Researching perfumes you often read of classically trained perfumers that were working during the 1970s commenting on the complexity of perfume formulas at this time. A basic rose note was often made of many complex sub compounds. In the end a final formula for a finished rose perfume could be a list of a few hundred raw materials. Today’s industry seems more accepting of diversity with some perfumers actively seeking to create formulas that contain as few ingredients as possible; this minimalist approach becomes their signature style. Antaeus belongs to the classic style of perfumery and Polge’s skill proves that a complex perfume executed well, results in a three dimensional space. It becomes like a house with many rooms the inhabitant can walk through, experiencing different spaces, with doors that interconnect. You walk through different levels from the top floor to middle and ground experiencing different interior designs, moods and levels of light. Antaeus begins with herbal green tones of clary sage, myrtle and thyme. The floral heart is predominantly rose (a very Chanel rose) which is paired with sandalwood and patchouli. In many Chanel creations you will find oriental references. With Antaeus, you get a glimpse of this accord once the dry spices and fresh herbs begin to fail. A faint trail of labdanum works wonderfully well with patchouli and sandalwood, giving off a subtle oriental character seen in Chanels such as Bois d’Iles and Coromandel. Beeswax absolute and castoreum provide the leathery base with a very large dose of fruity musk, a blanket of perfumed talc. In the ever-growing debate against perfume reformulation, some critics are adamant Chanel has reformulated Antaeus; an action large brands are known to do to update a perfume according to changing market trends. For me, Antaeus is as strong as it ever was. So strong I would not be surprised if it was the only thing left following a nuclear holocaust. Ok, maybe along with a few others, Jean Paul Gautier’s Le Male, Thierry Mugler’s Angel, Dior Poison…..

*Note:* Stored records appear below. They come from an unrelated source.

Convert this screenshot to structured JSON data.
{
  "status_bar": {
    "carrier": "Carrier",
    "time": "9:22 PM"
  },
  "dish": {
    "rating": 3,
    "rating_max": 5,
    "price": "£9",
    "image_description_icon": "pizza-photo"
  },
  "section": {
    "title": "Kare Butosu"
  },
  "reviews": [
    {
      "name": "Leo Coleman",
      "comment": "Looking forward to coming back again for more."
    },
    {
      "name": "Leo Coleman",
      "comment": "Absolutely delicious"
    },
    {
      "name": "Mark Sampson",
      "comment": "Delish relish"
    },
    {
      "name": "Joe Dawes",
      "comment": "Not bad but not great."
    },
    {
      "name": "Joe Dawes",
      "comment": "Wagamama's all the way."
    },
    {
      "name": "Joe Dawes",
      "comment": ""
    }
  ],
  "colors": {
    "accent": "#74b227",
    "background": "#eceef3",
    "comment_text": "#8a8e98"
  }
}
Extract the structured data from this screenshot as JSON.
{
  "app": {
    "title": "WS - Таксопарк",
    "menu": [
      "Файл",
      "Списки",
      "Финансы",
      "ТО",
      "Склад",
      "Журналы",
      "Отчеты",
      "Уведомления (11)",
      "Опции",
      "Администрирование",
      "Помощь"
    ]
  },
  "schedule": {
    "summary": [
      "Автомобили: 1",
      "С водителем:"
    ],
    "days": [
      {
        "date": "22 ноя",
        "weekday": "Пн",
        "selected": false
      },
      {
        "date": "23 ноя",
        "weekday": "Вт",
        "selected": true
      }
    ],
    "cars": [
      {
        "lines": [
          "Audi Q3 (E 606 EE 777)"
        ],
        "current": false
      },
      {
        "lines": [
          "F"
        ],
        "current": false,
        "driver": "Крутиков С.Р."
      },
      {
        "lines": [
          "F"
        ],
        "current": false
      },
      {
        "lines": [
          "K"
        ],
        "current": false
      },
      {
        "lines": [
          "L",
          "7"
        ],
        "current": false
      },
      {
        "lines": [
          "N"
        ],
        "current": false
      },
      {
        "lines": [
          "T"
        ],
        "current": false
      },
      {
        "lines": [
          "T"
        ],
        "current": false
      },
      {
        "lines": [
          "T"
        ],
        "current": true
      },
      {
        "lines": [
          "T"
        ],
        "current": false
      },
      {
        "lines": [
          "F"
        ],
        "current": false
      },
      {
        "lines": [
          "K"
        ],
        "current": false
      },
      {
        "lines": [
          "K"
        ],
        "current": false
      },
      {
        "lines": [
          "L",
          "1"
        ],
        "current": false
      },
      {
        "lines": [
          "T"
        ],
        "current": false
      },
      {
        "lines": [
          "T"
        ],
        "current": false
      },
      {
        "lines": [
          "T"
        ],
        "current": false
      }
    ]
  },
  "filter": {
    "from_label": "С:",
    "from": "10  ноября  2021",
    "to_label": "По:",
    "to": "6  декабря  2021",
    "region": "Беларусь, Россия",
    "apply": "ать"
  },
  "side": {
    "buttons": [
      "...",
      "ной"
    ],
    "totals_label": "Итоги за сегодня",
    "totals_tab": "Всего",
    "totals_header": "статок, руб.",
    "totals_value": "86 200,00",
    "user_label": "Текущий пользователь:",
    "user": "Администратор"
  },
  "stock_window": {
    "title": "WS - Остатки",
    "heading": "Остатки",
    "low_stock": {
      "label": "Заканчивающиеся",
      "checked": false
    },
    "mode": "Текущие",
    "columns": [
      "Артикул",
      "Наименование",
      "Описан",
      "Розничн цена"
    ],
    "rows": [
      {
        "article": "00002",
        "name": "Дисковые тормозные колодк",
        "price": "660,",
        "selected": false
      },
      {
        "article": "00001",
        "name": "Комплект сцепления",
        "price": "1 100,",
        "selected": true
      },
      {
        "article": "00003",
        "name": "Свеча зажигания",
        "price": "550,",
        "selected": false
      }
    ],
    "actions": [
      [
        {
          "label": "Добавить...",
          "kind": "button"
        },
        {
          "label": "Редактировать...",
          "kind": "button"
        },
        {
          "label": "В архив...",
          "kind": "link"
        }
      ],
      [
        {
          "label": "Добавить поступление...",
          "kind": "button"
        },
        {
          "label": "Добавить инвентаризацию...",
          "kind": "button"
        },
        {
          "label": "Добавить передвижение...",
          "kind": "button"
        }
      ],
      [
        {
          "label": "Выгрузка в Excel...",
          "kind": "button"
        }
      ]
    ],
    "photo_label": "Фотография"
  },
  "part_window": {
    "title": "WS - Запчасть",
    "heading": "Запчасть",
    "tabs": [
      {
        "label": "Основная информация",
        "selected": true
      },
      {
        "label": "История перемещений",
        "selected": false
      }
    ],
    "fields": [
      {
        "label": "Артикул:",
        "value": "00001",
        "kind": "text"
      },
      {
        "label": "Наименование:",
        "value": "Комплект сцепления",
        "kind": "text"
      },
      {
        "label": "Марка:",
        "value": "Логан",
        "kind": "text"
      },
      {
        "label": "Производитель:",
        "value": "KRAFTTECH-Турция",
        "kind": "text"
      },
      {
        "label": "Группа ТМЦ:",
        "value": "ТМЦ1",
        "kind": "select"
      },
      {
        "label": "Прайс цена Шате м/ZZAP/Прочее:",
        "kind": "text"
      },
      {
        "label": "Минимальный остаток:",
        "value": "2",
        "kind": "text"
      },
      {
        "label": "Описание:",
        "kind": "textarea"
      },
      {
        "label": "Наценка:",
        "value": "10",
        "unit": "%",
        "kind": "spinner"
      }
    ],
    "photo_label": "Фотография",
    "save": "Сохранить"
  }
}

Any man who wore fragrance during the 80s and 90s would have surely worn or at least sampled Antaeus. Last year I bought another bottle with a friend whose ex-boyfriend used to wear the scent. Smelling my new purchase she commented that it took her back to that time in her life. It’s hard to propose this fragrance to my generation without it having some connection to past memories. If this is you, Antaeus is a great nostalgic perfume and the style is being revived, lowering the risk of feeling outdated. If you missed Antaeus the first time round, it could be a great discovery if you are a fan of what Chanel describes as an aromatic leather scent. But try before you buy as it has a big personality and you need to be sure you can coexist on friendly terms.
Guerlain Derby, Guerlain Heritage, Yves Saint Laurent Kouros, Caron Yatagan, Hermes Bel Ami, Tom Ford Japon Noir.
Perfumer: Jacques Polge, Francois Demachy
Bottle designer: Jacques Helleu
Release date: 1981
Typology (via Fragrances of the World): Dry Woods